Tournaments and fixtures will take up most of the time, but a good tour will include plenty of opportunities to visit famous rugby stadiums or sites of historical interest. In places like Holland, Paris and Prague this can be done easily as they are compact locations with good transport systems. If your tour intends to take in multiple destinations, then you can even go between countries with relative ease and speed.
Other sporting destinations such as Castell-Platja d’Aro may have to be considered the primary destination for a school tour as it is slightly further from neighbouring cities. You could, however, take a ferry to the island of Malta – which is achievable, though time consuming. Other than this, you should expect to keep the tour vitalised with relevant historical excursions to give it a further educational value. It is important to stimulate the students with information, as it will allow them to relate the context with their sporting interests.
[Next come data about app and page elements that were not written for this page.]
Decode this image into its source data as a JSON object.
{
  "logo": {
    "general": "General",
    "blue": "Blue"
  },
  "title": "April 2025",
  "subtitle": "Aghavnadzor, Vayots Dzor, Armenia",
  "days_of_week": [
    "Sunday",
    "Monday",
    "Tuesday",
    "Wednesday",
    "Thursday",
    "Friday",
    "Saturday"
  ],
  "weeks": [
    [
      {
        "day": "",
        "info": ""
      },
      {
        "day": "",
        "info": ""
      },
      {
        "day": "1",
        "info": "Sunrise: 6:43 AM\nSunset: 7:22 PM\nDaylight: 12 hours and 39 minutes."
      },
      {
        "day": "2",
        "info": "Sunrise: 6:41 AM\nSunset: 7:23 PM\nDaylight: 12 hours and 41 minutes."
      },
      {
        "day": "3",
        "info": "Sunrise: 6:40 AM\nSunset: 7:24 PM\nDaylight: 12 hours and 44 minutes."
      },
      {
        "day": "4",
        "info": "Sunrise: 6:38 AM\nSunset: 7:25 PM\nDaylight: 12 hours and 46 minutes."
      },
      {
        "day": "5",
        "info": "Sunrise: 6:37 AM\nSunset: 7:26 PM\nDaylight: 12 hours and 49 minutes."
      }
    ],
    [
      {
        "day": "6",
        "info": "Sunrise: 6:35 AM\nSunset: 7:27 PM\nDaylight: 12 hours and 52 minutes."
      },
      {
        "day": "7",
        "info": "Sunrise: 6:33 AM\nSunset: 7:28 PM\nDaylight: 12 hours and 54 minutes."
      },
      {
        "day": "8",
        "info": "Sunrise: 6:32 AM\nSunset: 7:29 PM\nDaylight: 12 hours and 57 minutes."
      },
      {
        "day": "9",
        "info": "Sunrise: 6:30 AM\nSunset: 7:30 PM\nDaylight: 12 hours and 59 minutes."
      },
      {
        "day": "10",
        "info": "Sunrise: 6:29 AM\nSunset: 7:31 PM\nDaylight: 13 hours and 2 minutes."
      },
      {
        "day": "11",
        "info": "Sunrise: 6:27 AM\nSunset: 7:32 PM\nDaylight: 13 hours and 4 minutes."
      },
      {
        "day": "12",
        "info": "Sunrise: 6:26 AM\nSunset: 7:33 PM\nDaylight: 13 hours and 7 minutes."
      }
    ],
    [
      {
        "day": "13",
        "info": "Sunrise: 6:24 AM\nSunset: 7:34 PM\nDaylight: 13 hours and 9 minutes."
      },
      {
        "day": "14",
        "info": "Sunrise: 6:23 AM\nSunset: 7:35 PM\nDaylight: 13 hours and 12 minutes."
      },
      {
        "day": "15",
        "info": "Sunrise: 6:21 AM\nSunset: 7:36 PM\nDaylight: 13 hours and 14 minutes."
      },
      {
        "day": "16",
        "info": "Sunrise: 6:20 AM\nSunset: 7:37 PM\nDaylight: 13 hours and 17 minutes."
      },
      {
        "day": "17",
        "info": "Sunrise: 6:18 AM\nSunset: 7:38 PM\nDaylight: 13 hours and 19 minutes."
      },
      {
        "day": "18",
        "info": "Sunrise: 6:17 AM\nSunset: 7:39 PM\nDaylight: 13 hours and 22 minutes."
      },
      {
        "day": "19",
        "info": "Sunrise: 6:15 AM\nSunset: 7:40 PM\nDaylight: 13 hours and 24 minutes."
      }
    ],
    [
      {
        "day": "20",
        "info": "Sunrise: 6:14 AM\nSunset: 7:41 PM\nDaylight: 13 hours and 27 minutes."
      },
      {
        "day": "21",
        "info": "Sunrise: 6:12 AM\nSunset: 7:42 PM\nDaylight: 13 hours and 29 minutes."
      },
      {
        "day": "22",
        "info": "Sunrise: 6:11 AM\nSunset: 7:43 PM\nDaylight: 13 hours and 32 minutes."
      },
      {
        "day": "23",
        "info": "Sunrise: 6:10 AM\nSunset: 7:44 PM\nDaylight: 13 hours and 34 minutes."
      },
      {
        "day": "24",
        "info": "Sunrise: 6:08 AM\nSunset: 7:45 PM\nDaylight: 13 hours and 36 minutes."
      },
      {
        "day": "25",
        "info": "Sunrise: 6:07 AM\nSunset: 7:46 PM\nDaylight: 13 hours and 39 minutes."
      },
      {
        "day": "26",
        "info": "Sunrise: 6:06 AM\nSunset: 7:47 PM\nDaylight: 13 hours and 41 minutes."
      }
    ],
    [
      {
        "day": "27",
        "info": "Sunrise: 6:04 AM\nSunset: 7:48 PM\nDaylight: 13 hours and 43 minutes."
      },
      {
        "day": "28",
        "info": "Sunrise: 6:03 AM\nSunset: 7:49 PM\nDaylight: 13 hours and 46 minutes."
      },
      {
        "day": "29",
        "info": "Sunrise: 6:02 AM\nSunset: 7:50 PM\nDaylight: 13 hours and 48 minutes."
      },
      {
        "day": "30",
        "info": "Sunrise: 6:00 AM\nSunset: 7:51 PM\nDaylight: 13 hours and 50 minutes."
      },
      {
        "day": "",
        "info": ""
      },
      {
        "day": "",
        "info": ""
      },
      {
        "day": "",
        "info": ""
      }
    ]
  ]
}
This is particularly true, for example, in places such as Prague or South Africa, where the sport plays an important part in the country’s history (especially in the case of the latter).
Lastly, expect to reserve at least one day on any school rugby tours for a more ‘fun’ focused attraction. France has Disneyland, whilst Munich and Italy have their own theme parks too. Companies specialising in these kinds of tours are well experienced in creating fun, educational and cultural itineraries tailored to specific age groups, so it is well worth enlisting their help.